# How to deal with zeroes in returns?

Suppose there are two time series that I want to analyze and compare. However, many, or most, of the data are zeroes for some reason. For example, consider a pair of intraday trading returns time series. In most days, the trading strategies don't trade at all, so most of the returns are zeroes.

How can I understand their correlation? I suppose I can just keep all the zeroes, and use the raw data to calculate the correlation. Any other thoughts?

If I want to identify the time period when the returns are different substantially, I must think about the zeroes carefully. For example, time period A gives 0.2% in each of 20 days out of 100 days, but time period B gives 0.1% in 40 days out of 100 days. How do I compare and determine them?

• Usually the choice of when not to trade is also part of a strategy, so zeros are also meaningful imho and should not be discounted for. Or is the choice of whether to trade or not exhogenous? I would also suggest looking at the literature on performance attribution to better frame your problem. Jul 9, 2013 at 9:38
• Would you rate the output of a regression or correlation study between time series A(0.5%, NA, NA, -0.3%, NA, 0.1%, NA, 1%, NA, NA) and time series B(1%, 0.5%, NA, -1.2%, NA, NA, 0.5%, 0.4%, -0.2%, -0.1%) more highly than the outcome if you aggregated into weekly bins (NA = no trading that day, numerically = 0%)? I highly doubt it. You basically assume a perfect correlation between TS A and TS B on days where both strategies did not generate any returns, which completely falsifies your statistical results.
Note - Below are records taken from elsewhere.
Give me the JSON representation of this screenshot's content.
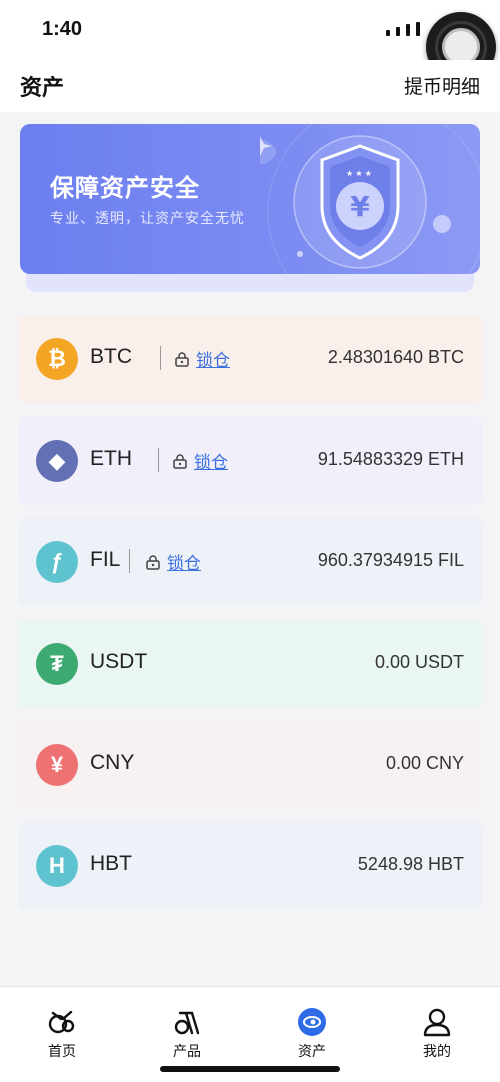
{
  "status": {
    "time": "1:40"
  },
  "header": {
    "title": "资产",
    "details": "提币明细"
  },
  "banner": {
    "title": "保障资产安全",
    "subtitle": "专业、透明，让资产安全无忧"
  },
  "assets": [
    {
      "symbol": "BTC",
      "icon": "bitcoin-icon",
      "glyph": "₿",
      "color": "#f5a524",
      "bg": "#f9f0ec",
      "locked": true,
      "lock_label": "锁仓",
      "balance": "2.48301640 BTC"
    },
    {
      "symbol": "ETH",
      "icon": "ethereum-icon",
      "glyph": "◆",
      "color": "#6470b4",
      "bg": "#f0effa",
      "locked": true,
      "lock_label": "锁仓",
      "balance": "91.54883329 ETH"
    },
    {
      "symbol": "FIL",
      "icon": "filecoin-icon",
      "glyph": "ƒ",
      "color": "#5fc3cf",
      "bg": "#edf1f8",
      "locked": true,
      "lock_label": "锁仓",
      "balance": "960.37934915 FIL"
    },
    {
      "symbol": "USDT",
      "icon": "tether-icon",
      "glyph": "₮",
      "color": "#3daa72",
      "bg": "#eaf6f1",
      "locked": false,
      "balance": "0.00 USDT"
    },
    {
      "symbol": "CNY",
      "icon": "yuan-icon",
      "glyph": "¥",
      "color": "#ee7272",
      "bg": "#f8f1f1",
      "locked": false,
      "balance": "0.00 CNY"
    },
    {
      "symbol": "HBT",
      "icon": "hbt-icon",
      "glyph": "H",
      "color": "#5fc3cf",
      "bg": "#edf1f8",
      "locked": false,
      "balance": "5248.98 HBT"
    }
  ],
  "tabs": [
    {
      "label": "首页",
      "icon": "home-icon"
    },
    {
      "label": "产品",
      "icon": "product-icon"
    },
    {
      "label": "资产",
      "icon": "assets-icon",
      "active": true
    },
    {
      "label": "我的",
      "icon": "profile-icon"
    }
  ],
  "colors": {
    "accent": "#3b6fe0",
    "banner": "#7283f1"
  }
}
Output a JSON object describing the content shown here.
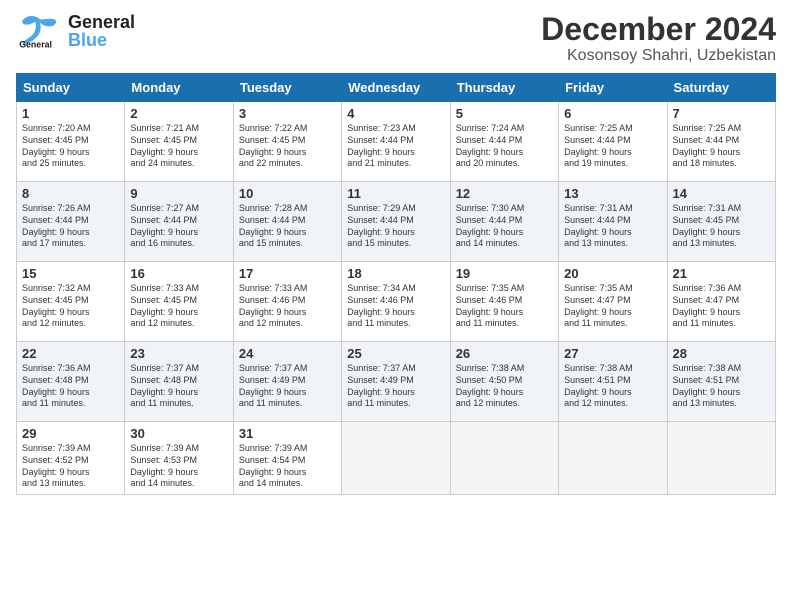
{
  "header": {
    "logo_general": "General",
    "logo_blue": "Blue",
    "month": "December 2024",
    "location": "Kosonsoy Shahri, Uzbekistan"
  },
  "days_of_week": [
    "Sunday",
    "Monday",
    "Tuesday",
    "Wednesday",
    "Thursday",
    "Friday",
    "Saturday"
  ],
  "weeks": [
    [
      {
        "day": "1",
        "lines": [
          "Sunrise: 7:20 AM",
          "Sunset: 4:45 PM",
          "Daylight: 9 hours",
          "and 25 minutes."
        ]
      },
      {
        "day": "2",
        "lines": [
          "Sunrise: 7:21 AM",
          "Sunset: 4:45 PM",
          "Daylight: 9 hours",
          "and 24 minutes."
        ]
      },
      {
        "day": "3",
        "lines": [
          "Sunrise: 7:22 AM",
          "Sunset: 4:45 PM",
          "Daylight: 9 hours",
          "and 22 minutes."
        ]
      },
      {
        "day": "4",
        "lines": [
          "Sunrise: 7:23 AM",
          "Sunset: 4:44 PM",
          "Daylight: 9 hours",
          "and 21 minutes."
        ]
      },
      {
        "day": "5",
        "lines": [
          "Sunrise: 7:24 AM",
          "Sunset: 4:44 PM",
          "Daylight: 9 hours",
          "and 20 minutes."
        ]
      },
      {
        "day": "6",
        "lines": [
          "Sunrise: 7:25 AM",
          "Sunset: 4:44 PM",
          "Daylight: 9 hours",
          "and 19 minutes."
        ]
      },
      {
        "day": "7",
        "lines": [
          "Sunrise: 7:25 AM",
          "Sunset: 4:44 PM",
          "Daylight: 9 hours",
          "and 18 minutes."
        ]
      }
    ],
    [
      {
        "day": "8",
        "lines": [
          "Sunrise: 7:26 AM",
          "Sunset: 4:44 PM",
          "Daylight: 9 hours",
          "and 17 minutes."
        ]
      },
      {
        "day": "9",
        "lines": [
          "Sunrise: 7:27 AM",
          "Sunset: 4:44 PM",
          "Daylight: 9 hours",
          "and 16 minutes."
        ]
      },
      {
        "day": "10",
        "lines": [
          "Sunrise: 7:28 AM",
          "Sunset: 4:44 PM",
          "Daylight: 9 hours",
          "and 15 minutes."
        ]
      },
      {
        "day": "11",
        "lines": [
          "Sunrise: 7:29 AM",
          "Sunset: 4:44 PM",
          "Daylight: 9 hours",
          "and 15 minutes."
        ]
      },
      {
        "day": "12",
        "lines": [
          "Sunrise: 7:30 AM",
          "Sunset: 4:44 PM",
          "Daylight: 9 hours",
          "and 14 minutes."
        ]
      },
      {
        "day": "13",
        "lines": [
          "Sunrise: 7:31 AM",
          "Sunset: 4:44 PM",
          "Daylight: 9 hours",
          "and 13 minutes."
        ]
      },
      {
        "day": "14",
        "lines": [
          "Sunrise: 7:31 AM",
          "Sunset: 4:45 PM",
          "Daylight: 9 hours",
          "and 13 minutes."
        ]
      }
    ],
    [
      {
        "day": "15",
        "lines": [
          "Sunrise: 7:32 AM",
          "Sunset: 4:45 PM",
          "Daylight: 9 hours",
          "and 12 minutes."
        ]
      },
      {
        "day": "16",
        "lines": [
          "Sunrise: 7:33 AM",
          "Sunset: 4:45 PM",
          "Daylight: 9 hours",
          "and 12 minutes."
        ]
      },
      {
        "day": "17",
        "lines": [
          "Sunrise: 7:33 AM",
          "Sunset: 4:46 PM",
          "Daylight: 9 hours",
          "and 12 minutes."
        ]
      },
      {
        "day": "18",
        "lines": [
          "Sunrise: 7:34 AM",
          "Sunset: 4:46 PM",
          "Daylight: 9 hours",
          "and 11 minutes."
        ]
      },
      {
        "day": "19",
        "lines": [
          "Sunrise: 7:35 AM",
          "Sunset: 4:46 PM",
          "Daylight: 9 hours",
          "and 11 minutes."
        ]
      },
      {
        "day": "20",
        "lines": [
          "Sunrise: 7:35 AM",
          "Sunset: 4:47 PM",
          "Daylight: 9 hours",
          "and 11 minutes."
        ]
      },
      {
        "day": "21",
        "lines": [
          "Sunrise: 7:36 AM",
          "Sunset: 4:47 PM",
          "Daylight: 9 hours",
          "and 11 minutes."
        ]
      }
    ],
    [
      {
        "day": "22",
        "lines": [
          "Sunrise: 7:36 AM",
          "Sunset: 4:48 PM",
          "Daylight: 9 hours",
          "and 11 minutes."
        ]
      },
      {
        "day": "23",
        "lines": [
          "Sunrise: 7:37 AM",
          "Sunset: 4:48 PM",
          "Daylight: 9 hours",
          "and 11 minutes."
        ]
      },
      {
        "day": "24",
        "lines": [
          "Sunrise: 7:37 AM",
          "Sunset: 4:49 PM",
          "Daylight: 9 hours",
          "and 11 minutes."
        ]
      },
      {
        "day": "25",
        "lines": [
          "Sunrise: 7:37 AM",
          "Sunset: 4:49 PM",
          "Daylight: 9 hours",
          "and 11 minutes."
        ]
      },
      {
        "day": "26",
        "lines": [
          "Sunrise: 7:38 AM",
          "Sunset: 4:50 PM",
          "Daylight: 9 hours",
          "and 12 minutes."
        ]
      },
      {
        "day": "27",
        "lines": [
          "Sunrise: 7:38 AM",
          "Sunset: 4:51 PM",
          "Daylight: 9 hours",
          "and 12 minutes."
        ]
      },
      {
        "day": "28",
        "lines": [
          "Sunrise: 7:38 AM",
          "Sunset: 4:51 PM",
          "Daylight: 9 hours",
          "and 13 minutes."
        ]
      }
    ],
    [
      {
        "day": "29",
        "lines": [
          "Sunrise: 7:39 AM",
          "Sunset: 4:52 PM",
          "Daylight: 9 hours",
          "and 13 minutes."
        ]
      },
      {
        "day": "30",
        "lines": [
          "Sunrise: 7:39 AM",
          "Sunset: 4:53 PM",
          "Daylight: 9 hours",
          "and 14 minutes."
        ]
      },
      {
        "day": "31",
        "lines": [
          "Sunrise: 7:39 AM",
          "Sunset: 4:54 PM",
          "Daylight: 9 hours",
          "and 14 minutes."
        ]
      },
      null,
      null,
      null,
      null
    ]
  ]
}
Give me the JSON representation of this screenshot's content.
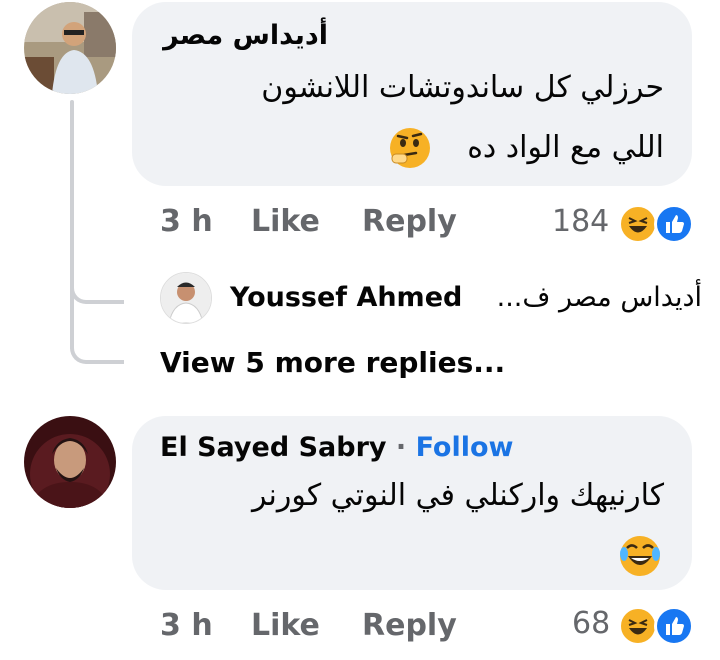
{
  "colors": {
    "bubble": "#f0f2f5",
    "secondary_text": "#65676b",
    "link_blue": "#1b74e4",
    "like_blue": "#1877f2",
    "haha_yellow": "#f7b125"
  },
  "comments": [
    {
      "author": "أديداس مصر",
      "lines": [
        "حرزلي كل ساندوتشات اللانشون",
        "اللي مع الواد ده"
      ],
      "emoji": "thinking-face-icon",
      "time": "3 h",
      "like": "Like",
      "reply": "Reply",
      "reaction_count": "184",
      "reactions": [
        "haha-icon",
        "like-icon"
      ]
    },
    {
      "author": "El Sayed Sabry",
      "separator": "·",
      "follow": "Follow",
      "lines": [
        "كارنيهك واركنلي في النوتي كورنر"
      ],
      "emoji": "tears-of-joy-icon",
      "time": "3 h",
      "like": "Like",
      "reply": "Reply",
      "reaction_count": "68",
      "reactions": [
        "haha-icon",
        "like-icon"
      ]
    }
  ],
  "reply_preview": {
    "author": "Youssef Ahmed",
    "snippet": "أديداس مصر ف..."
  },
  "view_more": "View 5 more replies..."
}
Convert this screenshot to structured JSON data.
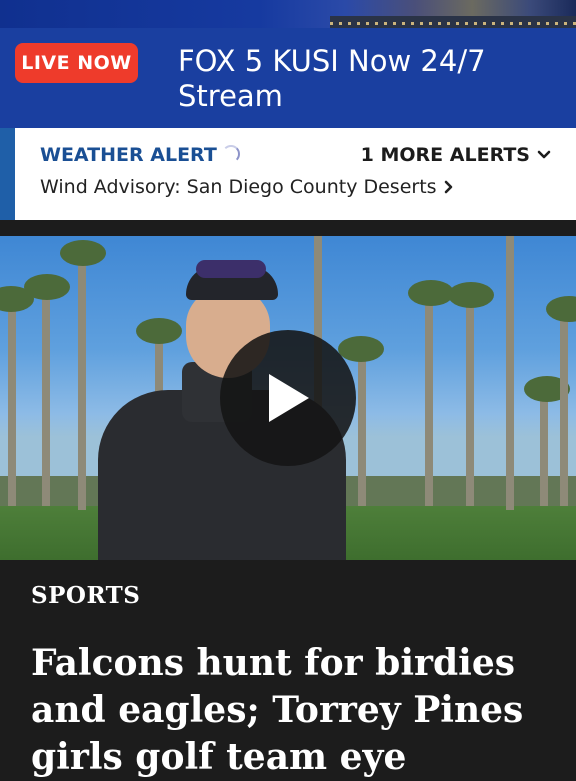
{
  "live_banner": {
    "badge": "LIVE NOW",
    "title": "FOX 5 KUSI Now 24/7 Stream"
  },
  "weather_alert": {
    "heading": "WEATHER ALERT",
    "more_alerts": "1 MORE ALERTS",
    "message": "Wind Advisory: San Diego County Deserts"
  },
  "article": {
    "category": "SPORTS",
    "headline": "Falcons hunt for birdies and eagles; Torrey Pines girls golf team eye"
  },
  "icons": {
    "play": "play-icon",
    "chevron_down": "chevron-down-icon",
    "chevron_right": "chevron-right-icon",
    "spinner": "loading-spinner-icon"
  },
  "colors": {
    "live_bar": "#1a3fa0",
    "live_badge": "#ee3b2b",
    "alert_accent": "#1f5fa8",
    "alert_heading": "#1a4f94",
    "page_background": "#1c1c1c"
  }
}
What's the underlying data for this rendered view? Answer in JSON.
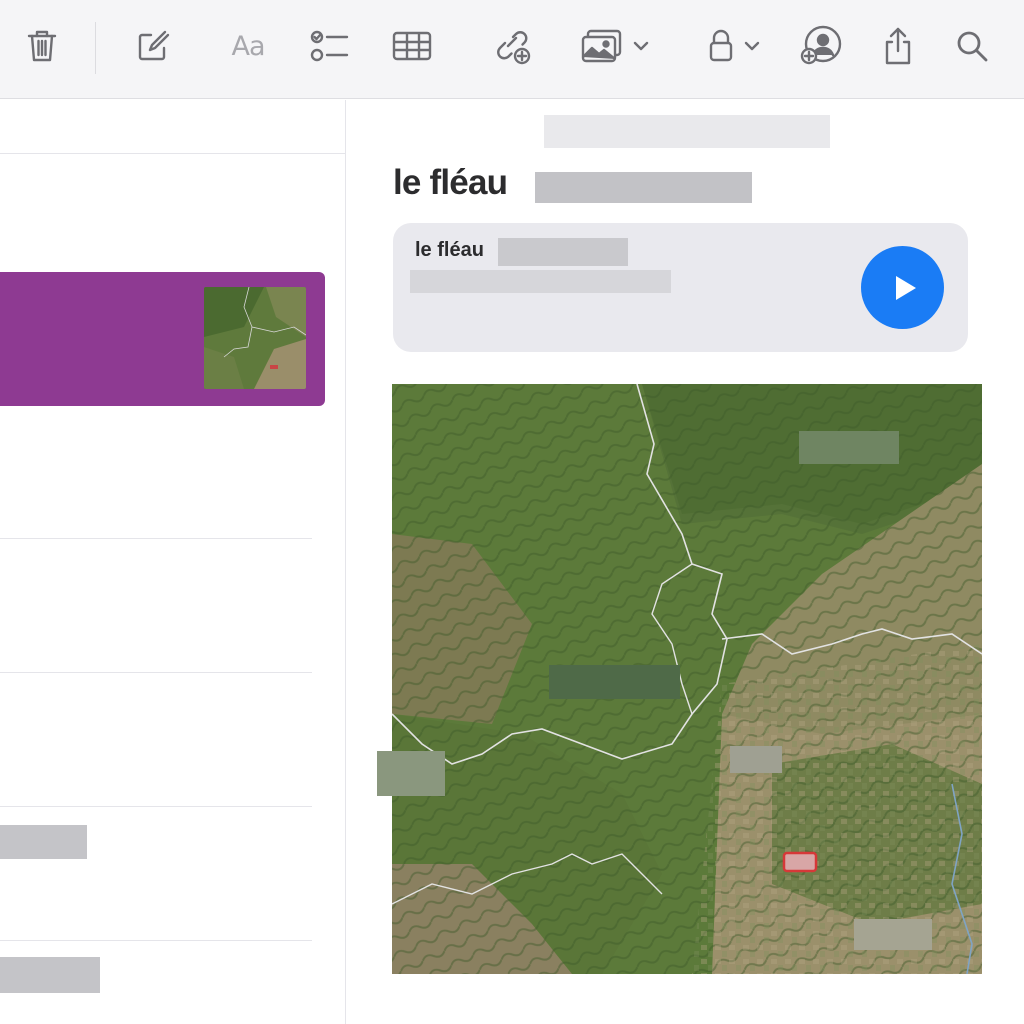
{
  "toolbar": {
    "buttons": [
      {
        "name": "delete",
        "icon": "trash-icon"
      },
      {
        "name": "new-note",
        "icon": "compose-icon"
      },
      {
        "name": "format",
        "icon": "text-format-icon",
        "label": "Aa"
      },
      {
        "name": "checklist",
        "icon": "checklist-icon"
      },
      {
        "name": "table",
        "icon": "table-icon"
      },
      {
        "name": "link",
        "icon": "link-add-icon"
      },
      {
        "name": "media",
        "icon": "photo-icon"
      },
      {
        "name": "lock",
        "icon": "lock-icon"
      },
      {
        "name": "collaborate",
        "icon": "person-add-icon"
      },
      {
        "name": "share",
        "icon": "share-icon"
      },
      {
        "name": "search",
        "icon": "search-icon"
      }
    ]
  },
  "note": {
    "title": "le fléau",
    "audio": {
      "label": "le fléau",
      "button_icon": "play-icon"
    }
  },
  "colors": {
    "selection": "#8e3a92",
    "accent": "#1a7cf5",
    "toolbar_bg": "#f5f5f7"
  }
}
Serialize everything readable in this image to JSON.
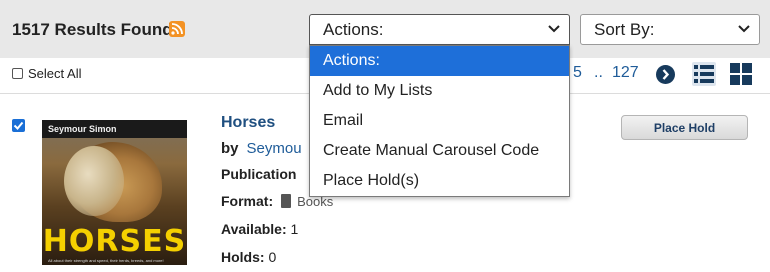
{
  "results": {
    "count_text": "1517 Results Found",
    "rss_icon": "rss-icon"
  },
  "actions_select": {
    "value": "Actions:",
    "options": [
      "Actions:",
      "Add to My Lists",
      "Email",
      "Create Manual Carousel Code",
      "Place Hold(s)"
    ],
    "selected_index": 0
  },
  "sort_select": {
    "value": "Sort By:"
  },
  "toolbar": {
    "select_all_label": "Select All",
    "pager": {
      "page_5": "5",
      "ellipsis": "..",
      "last_page": "127"
    }
  },
  "item": {
    "checked": true,
    "cover": {
      "author_text": "Seymour Simon",
      "title_text": "HORSES",
      "subtitle_text": "All about their strength and speed, their herds, breeds, and more!"
    },
    "title": "Horses",
    "by_label": "by",
    "author": "Seymou",
    "publication_label": "Publication",
    "format_label": "Format:",
    "format_value": "Books",
    "available_label": "Available:",
    "available_value": "1",
    "holds_label": "Holds:",
    "holds_value": "0",
    "place_hold_label": "Place Hold"
  },
  "colors": {
    "header_bg": "#e8e8e8",
    "link": "#1f5c99",
    "selected_option": "#1e6fd9",
    "rss": "#f39224"
  }
}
Thats all I like to add to this topic. Jul 10, 2013 at 0:39